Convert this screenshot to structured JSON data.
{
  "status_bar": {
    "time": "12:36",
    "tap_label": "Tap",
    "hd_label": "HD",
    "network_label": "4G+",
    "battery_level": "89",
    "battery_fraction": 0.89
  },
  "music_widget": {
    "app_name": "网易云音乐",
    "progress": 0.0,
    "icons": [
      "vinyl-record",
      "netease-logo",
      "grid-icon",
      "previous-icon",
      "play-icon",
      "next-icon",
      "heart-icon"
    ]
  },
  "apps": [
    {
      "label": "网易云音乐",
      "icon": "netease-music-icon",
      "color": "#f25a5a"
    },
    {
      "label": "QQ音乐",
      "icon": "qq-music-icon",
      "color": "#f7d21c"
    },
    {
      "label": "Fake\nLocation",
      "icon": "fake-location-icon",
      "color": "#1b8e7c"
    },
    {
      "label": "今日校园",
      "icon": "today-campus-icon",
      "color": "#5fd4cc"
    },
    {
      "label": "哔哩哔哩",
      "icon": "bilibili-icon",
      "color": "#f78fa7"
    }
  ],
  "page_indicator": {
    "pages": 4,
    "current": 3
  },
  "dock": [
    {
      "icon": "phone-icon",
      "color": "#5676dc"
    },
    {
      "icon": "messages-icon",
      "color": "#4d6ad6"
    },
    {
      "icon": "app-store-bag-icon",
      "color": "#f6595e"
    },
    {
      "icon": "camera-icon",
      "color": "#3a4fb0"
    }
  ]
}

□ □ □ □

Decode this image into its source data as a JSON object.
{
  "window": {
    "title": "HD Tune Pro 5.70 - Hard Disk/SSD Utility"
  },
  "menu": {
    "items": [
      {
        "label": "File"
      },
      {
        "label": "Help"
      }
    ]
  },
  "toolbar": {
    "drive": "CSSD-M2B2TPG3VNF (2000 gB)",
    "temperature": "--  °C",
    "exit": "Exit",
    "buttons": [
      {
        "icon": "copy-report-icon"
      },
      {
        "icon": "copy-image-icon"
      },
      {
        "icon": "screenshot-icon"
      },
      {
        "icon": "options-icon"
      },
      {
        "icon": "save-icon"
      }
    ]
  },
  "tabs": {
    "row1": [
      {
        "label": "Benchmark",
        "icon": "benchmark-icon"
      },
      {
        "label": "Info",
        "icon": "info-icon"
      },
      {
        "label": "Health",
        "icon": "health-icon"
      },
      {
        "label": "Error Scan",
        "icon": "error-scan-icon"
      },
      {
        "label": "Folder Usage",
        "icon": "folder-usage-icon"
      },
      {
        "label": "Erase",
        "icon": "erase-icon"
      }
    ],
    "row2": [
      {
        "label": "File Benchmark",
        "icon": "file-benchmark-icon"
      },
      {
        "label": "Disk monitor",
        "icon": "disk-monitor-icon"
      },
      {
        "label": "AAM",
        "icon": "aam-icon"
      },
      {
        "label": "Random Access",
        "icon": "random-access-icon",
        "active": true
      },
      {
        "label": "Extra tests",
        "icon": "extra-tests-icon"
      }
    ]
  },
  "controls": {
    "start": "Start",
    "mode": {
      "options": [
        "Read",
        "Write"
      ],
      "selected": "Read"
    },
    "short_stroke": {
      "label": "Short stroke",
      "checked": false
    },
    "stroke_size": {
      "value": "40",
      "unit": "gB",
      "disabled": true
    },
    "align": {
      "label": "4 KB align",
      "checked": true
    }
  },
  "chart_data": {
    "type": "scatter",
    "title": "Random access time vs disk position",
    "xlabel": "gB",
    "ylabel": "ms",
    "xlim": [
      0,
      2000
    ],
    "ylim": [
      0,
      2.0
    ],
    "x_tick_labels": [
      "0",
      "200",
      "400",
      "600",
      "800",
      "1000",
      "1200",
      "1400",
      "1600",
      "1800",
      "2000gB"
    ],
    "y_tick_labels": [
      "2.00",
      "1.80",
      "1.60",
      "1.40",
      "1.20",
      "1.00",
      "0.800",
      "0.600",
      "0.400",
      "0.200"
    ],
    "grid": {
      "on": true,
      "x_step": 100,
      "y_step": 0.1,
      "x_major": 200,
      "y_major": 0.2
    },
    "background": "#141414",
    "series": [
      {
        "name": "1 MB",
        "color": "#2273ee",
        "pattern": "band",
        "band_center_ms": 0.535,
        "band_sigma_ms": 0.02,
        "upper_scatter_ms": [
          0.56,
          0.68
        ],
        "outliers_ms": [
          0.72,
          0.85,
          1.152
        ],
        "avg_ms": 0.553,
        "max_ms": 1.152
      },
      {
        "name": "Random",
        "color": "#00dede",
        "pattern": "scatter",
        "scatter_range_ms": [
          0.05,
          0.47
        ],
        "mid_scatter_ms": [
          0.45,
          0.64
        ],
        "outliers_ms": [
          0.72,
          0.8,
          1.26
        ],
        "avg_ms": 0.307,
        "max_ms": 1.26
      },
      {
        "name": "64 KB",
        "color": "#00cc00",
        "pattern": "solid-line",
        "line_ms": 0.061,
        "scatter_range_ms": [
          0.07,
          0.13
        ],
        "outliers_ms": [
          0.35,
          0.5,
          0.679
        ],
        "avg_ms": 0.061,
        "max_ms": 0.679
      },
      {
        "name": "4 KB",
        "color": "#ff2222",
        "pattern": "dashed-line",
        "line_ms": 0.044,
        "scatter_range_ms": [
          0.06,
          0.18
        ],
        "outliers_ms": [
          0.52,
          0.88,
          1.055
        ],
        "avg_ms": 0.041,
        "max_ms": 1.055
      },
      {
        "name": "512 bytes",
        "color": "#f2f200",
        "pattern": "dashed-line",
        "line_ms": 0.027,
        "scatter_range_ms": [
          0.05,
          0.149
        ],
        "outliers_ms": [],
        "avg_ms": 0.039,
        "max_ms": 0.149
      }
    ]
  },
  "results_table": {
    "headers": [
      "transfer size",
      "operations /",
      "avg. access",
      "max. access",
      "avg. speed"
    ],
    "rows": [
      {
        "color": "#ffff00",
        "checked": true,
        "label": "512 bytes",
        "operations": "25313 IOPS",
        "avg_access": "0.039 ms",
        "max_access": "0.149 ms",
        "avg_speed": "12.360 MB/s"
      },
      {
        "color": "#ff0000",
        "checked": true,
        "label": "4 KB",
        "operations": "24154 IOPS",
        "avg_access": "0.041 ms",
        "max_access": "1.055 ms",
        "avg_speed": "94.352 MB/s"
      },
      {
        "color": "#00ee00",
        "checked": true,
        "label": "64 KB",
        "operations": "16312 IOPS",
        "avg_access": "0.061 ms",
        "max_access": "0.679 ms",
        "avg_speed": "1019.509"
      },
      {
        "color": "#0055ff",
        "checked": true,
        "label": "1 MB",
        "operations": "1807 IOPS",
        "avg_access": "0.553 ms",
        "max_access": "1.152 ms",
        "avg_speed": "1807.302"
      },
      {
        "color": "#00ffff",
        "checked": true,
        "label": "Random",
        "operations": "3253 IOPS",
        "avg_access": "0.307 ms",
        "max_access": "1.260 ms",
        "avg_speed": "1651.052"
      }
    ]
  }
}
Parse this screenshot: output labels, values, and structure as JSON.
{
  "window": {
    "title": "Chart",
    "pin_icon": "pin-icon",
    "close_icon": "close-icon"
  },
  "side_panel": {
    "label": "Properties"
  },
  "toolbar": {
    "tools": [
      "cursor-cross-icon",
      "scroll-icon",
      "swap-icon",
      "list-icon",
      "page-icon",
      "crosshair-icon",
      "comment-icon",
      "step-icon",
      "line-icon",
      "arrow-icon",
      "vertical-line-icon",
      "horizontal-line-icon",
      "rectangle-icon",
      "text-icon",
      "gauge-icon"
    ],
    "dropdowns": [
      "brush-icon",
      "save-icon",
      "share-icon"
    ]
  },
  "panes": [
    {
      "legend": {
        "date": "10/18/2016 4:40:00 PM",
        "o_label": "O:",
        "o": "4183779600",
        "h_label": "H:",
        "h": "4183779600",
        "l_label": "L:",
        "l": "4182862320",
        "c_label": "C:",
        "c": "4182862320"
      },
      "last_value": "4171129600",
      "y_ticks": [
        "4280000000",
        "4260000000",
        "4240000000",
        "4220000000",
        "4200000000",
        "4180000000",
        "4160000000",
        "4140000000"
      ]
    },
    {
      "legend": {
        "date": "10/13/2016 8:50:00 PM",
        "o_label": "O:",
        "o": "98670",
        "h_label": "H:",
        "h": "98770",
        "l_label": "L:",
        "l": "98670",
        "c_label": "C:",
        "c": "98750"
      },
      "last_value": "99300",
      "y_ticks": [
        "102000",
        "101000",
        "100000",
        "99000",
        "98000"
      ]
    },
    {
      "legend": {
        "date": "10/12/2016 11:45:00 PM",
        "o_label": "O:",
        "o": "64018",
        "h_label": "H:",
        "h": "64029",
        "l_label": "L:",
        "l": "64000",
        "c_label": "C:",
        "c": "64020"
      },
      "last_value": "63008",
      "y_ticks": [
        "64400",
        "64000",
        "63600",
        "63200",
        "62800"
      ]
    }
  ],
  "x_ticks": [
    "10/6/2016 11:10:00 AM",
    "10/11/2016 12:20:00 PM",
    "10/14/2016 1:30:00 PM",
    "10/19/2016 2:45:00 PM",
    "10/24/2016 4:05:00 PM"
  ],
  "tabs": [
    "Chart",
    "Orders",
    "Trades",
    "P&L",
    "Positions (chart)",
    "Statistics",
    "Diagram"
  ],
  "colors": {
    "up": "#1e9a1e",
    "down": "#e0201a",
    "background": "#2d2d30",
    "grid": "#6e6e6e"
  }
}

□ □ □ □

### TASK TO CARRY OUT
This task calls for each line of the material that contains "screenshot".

### REPLY
Convert this screenshot to structured JSON data.
        "icon": "screenshot-icon"
Parse this screenshot: output labels, values, and structure as JSON.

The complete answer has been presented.